▶ **Work request**:
Give back every record exactly as it reads.

▶ **Dataset rows describing interfaces**:
--- START ---
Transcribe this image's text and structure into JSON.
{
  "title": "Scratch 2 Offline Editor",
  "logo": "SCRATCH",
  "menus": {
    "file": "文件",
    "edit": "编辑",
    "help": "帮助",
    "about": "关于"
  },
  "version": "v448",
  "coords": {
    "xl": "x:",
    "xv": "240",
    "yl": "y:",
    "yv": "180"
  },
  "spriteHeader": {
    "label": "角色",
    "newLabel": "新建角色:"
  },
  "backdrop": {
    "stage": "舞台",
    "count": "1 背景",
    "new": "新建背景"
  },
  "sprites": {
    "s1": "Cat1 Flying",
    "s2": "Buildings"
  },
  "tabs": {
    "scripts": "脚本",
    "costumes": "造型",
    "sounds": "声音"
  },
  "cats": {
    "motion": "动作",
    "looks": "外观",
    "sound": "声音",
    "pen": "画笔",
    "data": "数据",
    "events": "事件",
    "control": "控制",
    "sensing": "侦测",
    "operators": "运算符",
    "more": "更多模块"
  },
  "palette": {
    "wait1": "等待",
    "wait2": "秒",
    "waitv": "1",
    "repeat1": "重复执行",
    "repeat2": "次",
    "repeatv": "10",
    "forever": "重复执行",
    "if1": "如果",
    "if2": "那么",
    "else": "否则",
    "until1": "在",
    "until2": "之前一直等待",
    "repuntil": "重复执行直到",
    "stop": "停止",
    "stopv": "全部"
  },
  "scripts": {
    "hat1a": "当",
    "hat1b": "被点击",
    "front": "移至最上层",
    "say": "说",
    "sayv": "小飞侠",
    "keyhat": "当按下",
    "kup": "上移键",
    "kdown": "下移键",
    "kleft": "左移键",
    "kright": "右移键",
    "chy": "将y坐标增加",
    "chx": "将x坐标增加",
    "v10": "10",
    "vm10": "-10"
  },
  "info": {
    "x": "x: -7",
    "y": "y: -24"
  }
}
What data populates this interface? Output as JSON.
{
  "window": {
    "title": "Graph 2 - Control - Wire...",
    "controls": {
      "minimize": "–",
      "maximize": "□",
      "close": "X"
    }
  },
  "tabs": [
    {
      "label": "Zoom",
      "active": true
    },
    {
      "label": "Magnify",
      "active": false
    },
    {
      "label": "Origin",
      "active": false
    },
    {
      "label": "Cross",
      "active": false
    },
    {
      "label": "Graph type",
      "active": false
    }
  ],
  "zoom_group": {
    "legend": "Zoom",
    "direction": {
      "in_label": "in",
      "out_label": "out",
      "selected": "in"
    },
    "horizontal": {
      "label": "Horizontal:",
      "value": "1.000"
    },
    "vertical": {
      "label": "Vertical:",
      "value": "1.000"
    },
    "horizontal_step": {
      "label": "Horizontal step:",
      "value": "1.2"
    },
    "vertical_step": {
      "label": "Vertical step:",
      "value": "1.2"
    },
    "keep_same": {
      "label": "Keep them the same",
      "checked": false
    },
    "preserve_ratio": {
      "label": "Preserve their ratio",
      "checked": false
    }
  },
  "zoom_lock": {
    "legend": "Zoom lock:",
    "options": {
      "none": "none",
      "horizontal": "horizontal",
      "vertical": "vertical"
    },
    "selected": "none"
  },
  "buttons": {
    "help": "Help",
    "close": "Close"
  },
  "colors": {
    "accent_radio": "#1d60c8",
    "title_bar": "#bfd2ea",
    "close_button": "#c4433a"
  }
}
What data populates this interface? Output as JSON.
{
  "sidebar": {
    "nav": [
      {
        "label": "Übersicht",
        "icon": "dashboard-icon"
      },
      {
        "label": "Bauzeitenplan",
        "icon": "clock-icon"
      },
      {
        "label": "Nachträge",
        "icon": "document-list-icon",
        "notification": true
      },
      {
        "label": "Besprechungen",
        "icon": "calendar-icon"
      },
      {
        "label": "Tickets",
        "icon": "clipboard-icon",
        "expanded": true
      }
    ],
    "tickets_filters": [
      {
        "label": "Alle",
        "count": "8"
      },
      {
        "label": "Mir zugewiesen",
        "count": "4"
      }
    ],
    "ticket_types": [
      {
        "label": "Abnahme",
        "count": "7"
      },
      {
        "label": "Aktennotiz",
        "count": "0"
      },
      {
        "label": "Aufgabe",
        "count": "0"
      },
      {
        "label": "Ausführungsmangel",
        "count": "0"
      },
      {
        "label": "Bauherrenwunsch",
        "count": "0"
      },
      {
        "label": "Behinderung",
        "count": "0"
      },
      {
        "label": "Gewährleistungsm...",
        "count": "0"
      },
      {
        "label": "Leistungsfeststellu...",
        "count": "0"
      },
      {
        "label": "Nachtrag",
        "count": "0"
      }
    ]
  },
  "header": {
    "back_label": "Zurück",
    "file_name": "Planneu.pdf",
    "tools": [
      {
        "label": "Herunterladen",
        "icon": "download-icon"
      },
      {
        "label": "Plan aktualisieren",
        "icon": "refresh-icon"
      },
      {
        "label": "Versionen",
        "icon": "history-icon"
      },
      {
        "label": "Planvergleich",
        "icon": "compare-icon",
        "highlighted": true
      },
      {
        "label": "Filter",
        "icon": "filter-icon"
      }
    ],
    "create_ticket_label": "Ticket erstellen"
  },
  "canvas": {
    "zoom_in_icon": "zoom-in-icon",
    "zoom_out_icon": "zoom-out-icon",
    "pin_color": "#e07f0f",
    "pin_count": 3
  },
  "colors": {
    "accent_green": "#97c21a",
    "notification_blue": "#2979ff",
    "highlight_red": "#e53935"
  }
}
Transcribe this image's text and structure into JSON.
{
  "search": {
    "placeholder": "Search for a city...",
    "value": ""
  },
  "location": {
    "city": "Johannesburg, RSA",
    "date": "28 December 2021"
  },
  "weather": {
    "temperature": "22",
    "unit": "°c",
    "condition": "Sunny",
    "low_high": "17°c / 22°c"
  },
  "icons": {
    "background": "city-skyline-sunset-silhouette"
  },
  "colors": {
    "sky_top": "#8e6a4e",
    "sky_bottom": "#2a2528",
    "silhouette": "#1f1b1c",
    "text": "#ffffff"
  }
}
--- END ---
▶ **Solved exercise**:
Transcribe this image's text and structure into JSON.
{
  "title": "Scratch 2 Offline Editor",
  "logo": "SCRATCH",
  "menus": {
    "file": "文件",
    "edit": "编辑",
    "help": "帮助",
    "about": "关于"
  },
  "version": "v448",
  "coords": {
    "xl": "x:",
    "xv": "240",
    "yl": "y:",
    "yv": "180"
  },
  "spriteHeader": {
    "label": "角色",
    "newLabel": "新建角色:"
  },
  "backdrop": {
    "stage": "舞台",
    "count": "1 背景",
    "new": "新建背景"
  },
  "sprites": {
    "s1": "Cat1 Flying",
    "s2": "Buildings"
  },
  "tabs": {
    "scripts": "脚本",
    "costumes": "造型",
    "sounds": "声音"
  },
  "cats": {
    "motion": "动作",
    "looks": "外观",
    "sound": "声音",
    "pen": "画笔",
    "data": "数据",
    "events": "事件",
    "control": "控制",
    "sensing": "侦测",
    "operators": "运算符",
    "more": "更多模块"
  },
  "palette": {
    "wait1": "等待",
    "wait2": "秒",
    "waitv": "1",
    "repeat1": "重复执行",
    "repeat2": "次",
    "repeatv": "10",
    "forever": "重复执行",
    "if1": "如果",
    "if2": "那么",
    "else": "否则",
    "until1": "在",
    "until2": "之前一直等待",
    "repuntil": "重复执行直到",
    "stop": "停止",
    "stopv": "全部"
  },
  "scripts": {
    "hat1a": "当",
    "hat1b": "被点击",
    "front": "移至最上层",
    "say": "说",
    "sayv": "小飞侠",
    "keyhat": "当按下",
    "kup": "上移键",
    "kdown": "下移键",
    "kleft": "左移键",
    "kright": "右移键",
    "chy": "将y坐标增加",
    "chx": "将x坐标增加",
    "v10": "10",
    "vm10": "-10"
  },
  "info": {
    "x": "x: -7",
    "y": "y: -24"
  }
}
What data populates this interface? Output as JSON.
{
  "window": {
    "title": "Graph 2 - Control - Wire...",
    "controls": {
      "minimize": "–",
      "maximize": "□",
      "close": "X"
    }
  },
  "tabs": [
    {
      "label": "Zoom",
      "active": true
    },
    {
      "label": "Magnify",
      "active": false
    },
    {
      "label": "Origin",
      "active": false
    },
    {
      "label": "Cross",
      "active": false
    },
    {
      "label": "Graph type",
      "active": false
    }
  ],
  "zoom_group": {
    "legend": "Zoom",
    "direction": {
      "in_label": "in",
      "out_label": "out",
      "selected": "in"
    },
    "horizontal": {
      "label": "Horizontal:",
      "value": "1.000"
    },
    "vertical": {
      "label": "Vertical:",
      "value": "1.000"
    },
    "horizontal_step": {
      "label": "Horizontal step:",
      "value": "1.2"
    },
    "vertical_step": {
      "label": "Vertical step:",
      "value": "1.2"
    },
    "keep_same": {
      "label": "Keep them the same",
      "checked": false
    },
    "preserve_ratio": {
      "label": "Preserve their ratio",
      "checked": false
    }
  },
  "zoom_lock": {
    "legend": "Zoom lock:",
    "options": {
      "none": "none",
      "horizontal": "horizontal",
      "vertical": "vertical"
    },
    "selected": "none"
  },
  "buttons": {
    "help": "Help",
    "close": "Close"
  },
  "colors": {
    "accent_radio": "#1d60c8",
    "title_bar": "#bfd2ea",
    "close_button": "#c4433a"
  }
}
What data populates this interface? Output as JSON.
{
  "sidebar": {
    "nav": [
      {
        "label": "Übersicht",
        "icon": "dashboard-icon"
      },
      {
        "label": "Bauzeitenplan",
        "icon": "clock-icon"
      },
      {
        "label": "Nachträge",
        "icon": "document-list-icon",
        "notification": true
      },
      {
        "label": "Besprechungen",
        "icon": "calendar-icon"
      },
      {
        "label": "Tickets",
        "icon": "clipboard-icon",
        "expanded": true
      }
    ],
    "tickets_filters": [
      {
        "label": "Alle",
        "count": "8"
      },
      {
        "label": "Mir zugewiesen",
        "count": "4"
      }
    ],
    "ticket_types": [
      {
        "label": "Abnahme",
        "count": "7"
      },
      {
        "label": "Aktennotiz",
        "count": "0"
      },
      {
        "label": "Aufgabe",
        "count": "0"
      },
      {
        "label": "Ausführungsmangel",
        "count": "0"
      },
      {
        "label": "Bauherrenwunsch",
        "count": "0"
      },
      {
        "label": "Behinderung",
        "count": "0"
      },
      {
        "label": "Gewährleistungsm...",
        "count": "0"
      },
      {
        "label": "Leistungsfeststellu...",
        "count": "0"
      },
      {
        "label": "Nachtrag",
        "count": "0"
      }
    ]
  },
  "header": {
    "back_label": "Zurück",
    "file_name": "Planneu.pdf",
    "tools": [
      {
        "label": "Herunterladen",
        "icon": "download-icon"
      },
      {
        "label": "Plan aktualisieren",
        "icon": "refresh-icon"
      },
      {
        "label": "Versionen",
        "icon": "history-icon"
      },
      {
        "label": "Planvergleich",
        "icon": "compare-icon",
        "highlighted": true
      },
      {
        "label": "Filter",
        "icon": "filter-icon"
      }
    ],
    "create_ticket_label": "Ticket erstellen"
  },
  "canvas": {
    "zoom_in_icon": "zoom-in-icon",
    "zoom_out_icon": "zoom-out-icon",
    "pin_color": "#e07f0f",
    "pin_count": 3
  },
  "colors": {
    "accent_green": "#97c21a",
    "notification_blue": "#2979ff",
    "highlight_red": "#e53935"
  }
}
Transcribe this image's text and structure into JSON.
{
  "search": {
    "placeholder": "Search for a city...",
    "value": ""
  },
  "location": {
    "city": "Johannesburg, RSA",
    "date": "28 December 2021"
  },
  "weather": {
    "temperature": "22",
    "unit": "°c",
    "condition": "Sunny",
    "low_high": "17°c / 22°c"
  },
  "icons": {
    "background": "city-skyline-sunset-silhouette"
  },
  "colors": {
    "sky_top": "#8e6a4e",
    "sky_bottom": "#2a2528",
    "silhouette": "#1f1b1c",
    "text": "#ffffff"
  }
}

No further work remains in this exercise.